Cross-border payments to remain subject to China's foreign exchange policy imperatives. In late 2016 and early 2017, as China's State Administration for Foreign Exchange ("SAFE") tightened foreign exchange controls, many foreign exchange transactions, e.g., for distributions on equity or royalty payments, experienced substantial delays. The commitment in Article 21 of the FIL to allow FIEs to "freely" remit capital and payments out of China would seem to prohibit such delays in the future. But so long as SAFE acts pursuant to legal authorities--and thus "according to law"--when imposing foreign exchange controls in the future, its actions may be seen as consistent with Article 21.
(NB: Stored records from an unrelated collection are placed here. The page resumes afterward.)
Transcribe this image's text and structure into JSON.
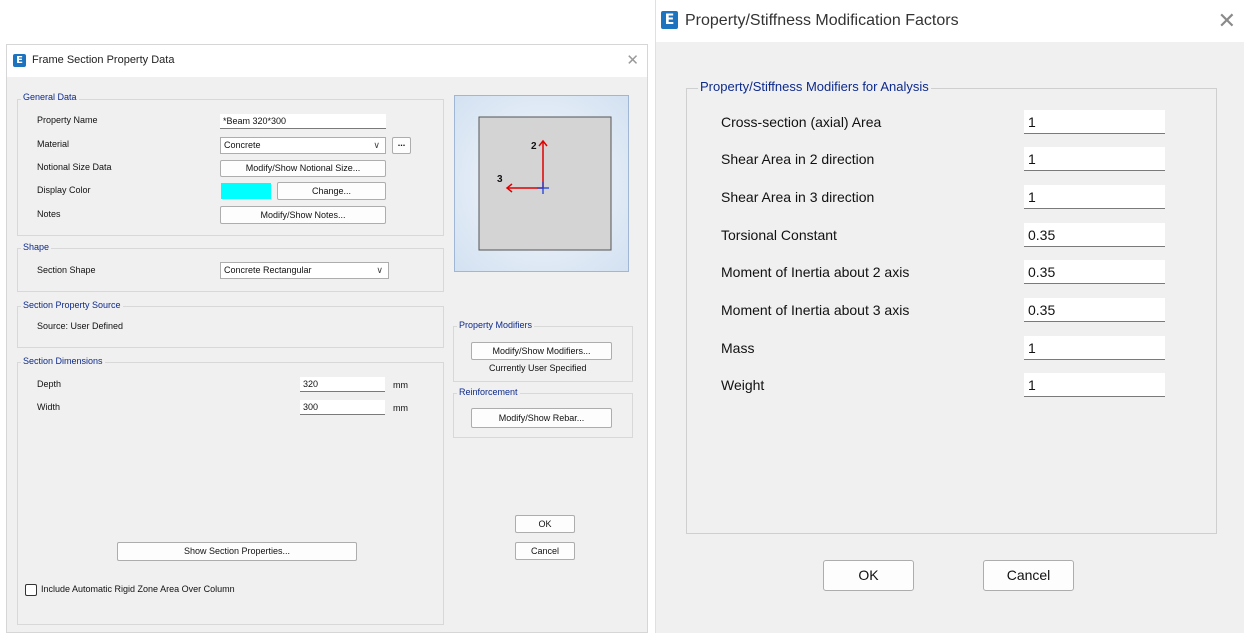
{
  "frame_dialog": {
    "title": "Frame Section Property Data",
    "general_data": {
      "group_label": "General Data",
      "property_name_label": "Property Name",
      "property_name_value": "*Beam 320*300",
      "material_label": "Material",
      "material_value": "Concrete",
      "material_more": "...",
      "notional_label": "Notional Size Data",
      "notional_button": "Modify/Show Notional Size...",
      "display_color_label": "Display Color",
      "display_color_swatch": "#00ffff",
      "change_button": "Change...",
      "notes_label": "Notes",
      "notes_button": "Modify/Show Notes..."
    },
    "shape": {
      "group_label": "Shape",
      "section_shape_label": "Section Shape",
      "section_shape_value": "Concrete Rectangular"
    },
    "source": {
      "group_label": "Section Property Source",
      "text": "Source:  User Defined"
    },
    "dimensions": {
      "group_label": "Section Dimensions",
      "depth_label": "Depth",
      "depth_value": "320",
      "depth_unit": "mm",
      "width_label": "Width",
      "width_value": "300",
      "width_unit": "mm"
    },
    "preview": {
      "axis2_label": "2",
      "axis3_label": "3"
    },
    "property_modifiers": {
      "group_label": "Property Modifiers",
      "button": "Modify/Show Modifiers...",
      "status": "Currently User Specified"
    },
    "reinforcement": {
      "group_label": "Reinforcement",
      "button": "Modify/Show Rebar..."
    },
    "ok_label": "OK",
    "cancel_label": "Cancel",
    "show_properties_button": "Show Section Properties...",
    "rigid_zone_checkbox_label": "Include Automatic Rigid Zone Area Over Column",
    "rigid_zone_checked": false
  },
  "modifier_dialog": {
    "title": "Property/Stiffness Modification Factors",
    "group_label": "Property/Stiffness Modifiers for Analysis",
    "rows": [
      {
        "label": "Cross-section (axial) Area",
        "value": "1"
      },
      {
        "label": "Shear Area in 2 direction",
        "value": "1"
      },
      {
        "label": "Shear Area in 3 direction",
        "value": "1"
      },
      {
        "label": "Torsional Constant",
        "value": "0.35"
      },
      {
        "label": "Moment of Inertia about 2 axis",
        "value": "0.35"
      },
      {
        "label": "Moment of Inertia about 3 axis",
        "value": "0.35"
      },
      {
        "label": "Mass",
        "value": "1"
      },
      {
        "label": "Weight",
        "value": "1"
      }
    ],
    "ok_label": "OK",
    "cancel_label": "Cancel"
  },
  "logo_letter": "E",
  "close_glyph": "✕"
}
Greater freedom of contract for technology licenses, though owing to changes outside of the FIL. With its broad references to the "principle of fairness" or "equal negotiation," Article 22 itself provides little clarity as to how free foreign licensors and Chinese licensees will be to negotiate the terms of their technology collaborations. But other recent regulatory changes do suggest that China is increasingly willing to allow parties to negotiate cross-border IP licenses on their own terms. On March 2, 2019, the Decisions of the State Council to Amend Certain Administrative Regulations eliminated certain provisions regarding cross-border IP licenses in the Regulations of the Administration of Import and Export of Technologies that had long been criticized as overly-burdensome. The eliminated provisions had required, among other things, (i) that foreign licensors be liable for infringement of third-party IP resulting from the licensee's use of the licensed IP, (ii) that improvements to the licensed IP be owned by the party responsible for the improvements, and (iii) that various pro-licensor covenants be excluded from the licenses. Such requirements have often not been followed in practice, and there has been little publicized enforcement in this area to guide contracting parties. Nonetheless, the existence of these requirements has made it somewhat risky for contracting parties who chose not to strictly follow the requirements in their cross-border license agreements. The elimination of these provisions is thus a welcome development and suggests that China may intend to make real changes in furtherance of the commitments in the FIL.
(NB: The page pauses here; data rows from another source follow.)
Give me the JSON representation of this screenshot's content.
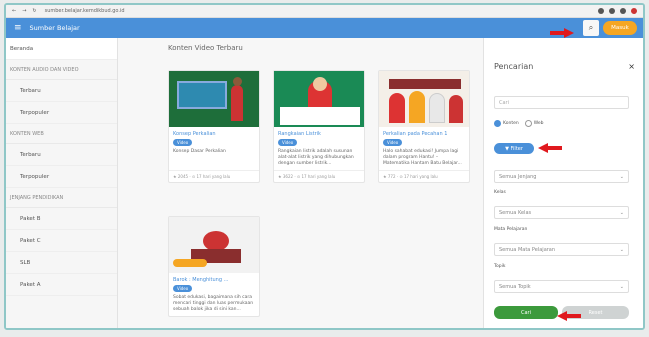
{
  "browser": {
    "url": "sumber.belajar.kemdikbud.go.id"
  },
  "app": {
    "title": "Sumber Belajar",
    "login_label": "Masuk"
  },
  "sidebar": {
    "home": "Beranda",
    "sections": [
      {
        "title": "KONTEN AUDIO DAN VIDEO",
        "items": [
          "Terbaru",
          "Terpopuler"
        ]
      },
      {
        "title": "KONTEN WEB",
        "items": [
          "Terbaru",
          "Terpopuler"
        ]
      },
      {
        "title": "JENJANG PENDIDIKAN",
        "items": [
          "Paket B",
          "Paket C",
          "SLB",
          "Paket A"
        ]
      }
    ]
  },
  "main": {
    "heading": "Konten Video Terbaru",
    "cards": [
      {
        "title": "Konsep Perkalian",
        "badge": "Video",
        "desc": "Konsep Dasar Perkalian",
        "views": "2045",
        "time": "17 hari yang lalu"
      },
      {
        "title": "Rangkaian Listrik",
        "badge": "Video",
        "desc": "Rangkaian listrik adalah susunan alat-alat listrik yang dihubungkan dengan sumber listrik...",
        "views": "3622",
        "time": "17 hari yang lalu"
      },
      {
        "title": "Perkalian pada Pecahan 1",
        "badge": "Video",
        "desc": "Halo sahabat edukasi! Jumpa lagi dalam program Hantu! – Matematika Hantam Batu Belajar...",
        "views": "772",
        "time": "17 hari yang lalu"
      },
      {
        "title": "Barok : Menghitung ...",
        "badge": "Video",
        "desc": "Sobat edukasi, bagaimana sih cara mencari tinggi dan luas permukaan sebuah balok jika di sini kan...",
        "views": "",
        "time": ""
      }
    ]
  },
  "panel": {
    "title": "Pencarian",
    "close": "×",
    "search_placeholder": "Cari",
    "radio_konten": "Konten",
    "radio_web": "Web",
    "filter_label": "Filter",
    "jenjang_value": "Semua Jenjang",
    "kelas_label": "Kelas",
    "kelas_value": "Semua Kelas",
    "mapel_label": "Mata Pelajaran",
    "mapel_value": "Semua Mata Pelajaran",
    "topik_label": "Topik",
    "topik_value": "Semua Topik",
    "cari_label": "Cari",
    "reset_label": "Reset"
  },
  "colors": {
    "appbar": "#4a90d9",
    "accent": "#f5a623",
    "cari": "#3c9a3c",
    "arrow": "#e0191e"
  }
}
No change (yet) to treatment of in-kind capital contributions. Under the EJV Law, ownership stakes of partners forming a joint venture must be proportional to the value of their respective capital contributions, and the value of in-kind capital contributions is usually considered by the government based upon an asset appraisal report issued by an appraisal firm. It is generally more difficult for such firms to assess the value of IP rights contributed to an entity via a cross-border IP license with standard termination rights, and, on such basis, the government may refuse to allow the registration. This leaves the parties to seek alternative, often costly, ways to achieve their mutually-desired contractual arrangements. The situation may partially change with the passing of the FIL, because the Company Law gives shareholders of limited liability companies the ability to allocate profits not in proportion to their shareholdings.